[Stored items from a collection]
####################

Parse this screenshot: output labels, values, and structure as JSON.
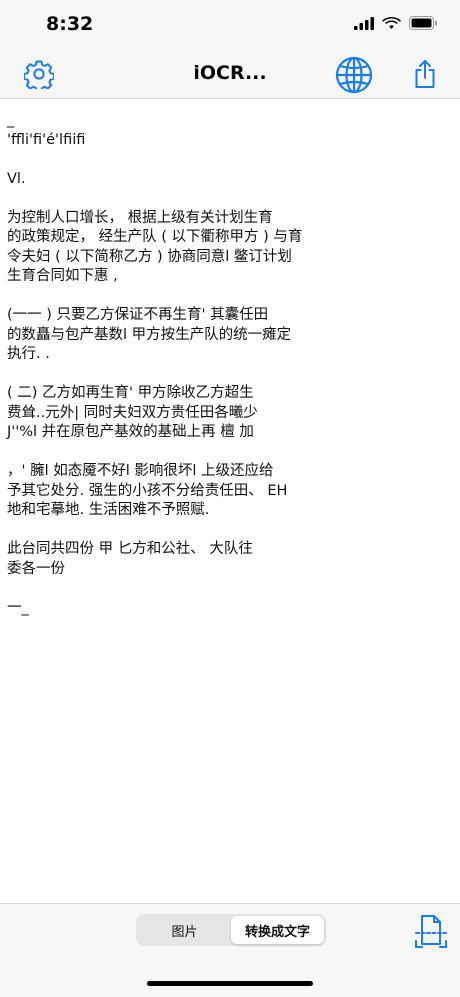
{
  "status_bar": {
    "time": "8:32"
  },
  "nav": {
    "title": "iOCR..."
  },
  "ocr_text": "_\n'ffli'fi'é'lfiifi\n\nVl.\n\n为控制人口增长， 根据上级有关计划生育\n的政策规定， 经生产队 ( 以下衢称甲方 ) 与育\n令夫妇 ( 以下简称乙方 ) 协商同意l 鳖订计划\n生育合同如下惠 ,\n\n(一一 ) 只要乙方保证不再生育' 其囊任田\n的数矗与包产基数l 甲方按生产队的统一瘫定\n执行. .\n\n( 二) 乙方如再生育' 甲方除收乙方超生\n费耸..元外| 同时夫妇双方贵任田各曦少\nJ''%l 并在原包产基效的基础上再 檀 加\n\n，' 臃l 如态魇不好l 影响很坏l 上级还应给\n予其它处分. 强生的小孩不分给责任田、 EH\n地和宅摹地. 生活困难不予照赋.\n\n此台同共四份 甲 匕方和公社、 大队往\n委各一份\n\n一_",
  "segmented": {
    "image_label": "图片",
    "text_label": "转换成文字",
    "selected": "text"
  },
  "colors": {
    "accent": "#1a7cf0",
    "bar_background": "#f7f7f7"
  }
}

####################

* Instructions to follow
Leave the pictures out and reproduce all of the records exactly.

* Answer
Parse this screenshot: output labels, values, and structure as JSON.
{
  "status_bar": {
    "time": "8:32"
  },
  "nav": {
    "title": "iOCR..."
  },
  "ocr_text": "_\n'ffli'fi'é'lfiifi\n\nVl.\n\n为控制人口增长， 根据上级有关计划生育\n的政策规定， 经生产队 ( 以下衢称甲方 ) 与育\n令夫妇 ( 以下简称乙方 ) 协商同意l 鳖订计划\n生育合同如下惠 ,\n\n(一一 ) 只要乙方保证不再生育' 其囊任田\n的数矗与包产基数l 甲方按生产队的统一瘫定\n执行. .\n\n( 二) 乙方如再生育' 甲方除收乙方超生\n费耸..元外| 同时夫妇双方贵任田各曦少\nJ''%l 并在原包产基效的基础上再 檀 加\n\n，' 臃l 如态魇不好l 影响很坏l 上级还应给\n予其它处分. 强生的小孩不分给责任田、 EH\n地和宅摹地. 生活困难不予照赋.\n\n此台同共四份 甲 匕方和公社、 大队往\n委各一份\n\n一_",
  "segmented": {
    "image_label": "图片",
    "text_label": "转换成文字",
    "selected": "text"
  },
  "colors": {
    "accent": "#1a7cf0",
    "bar_background": "#f7f7f7"
  }
}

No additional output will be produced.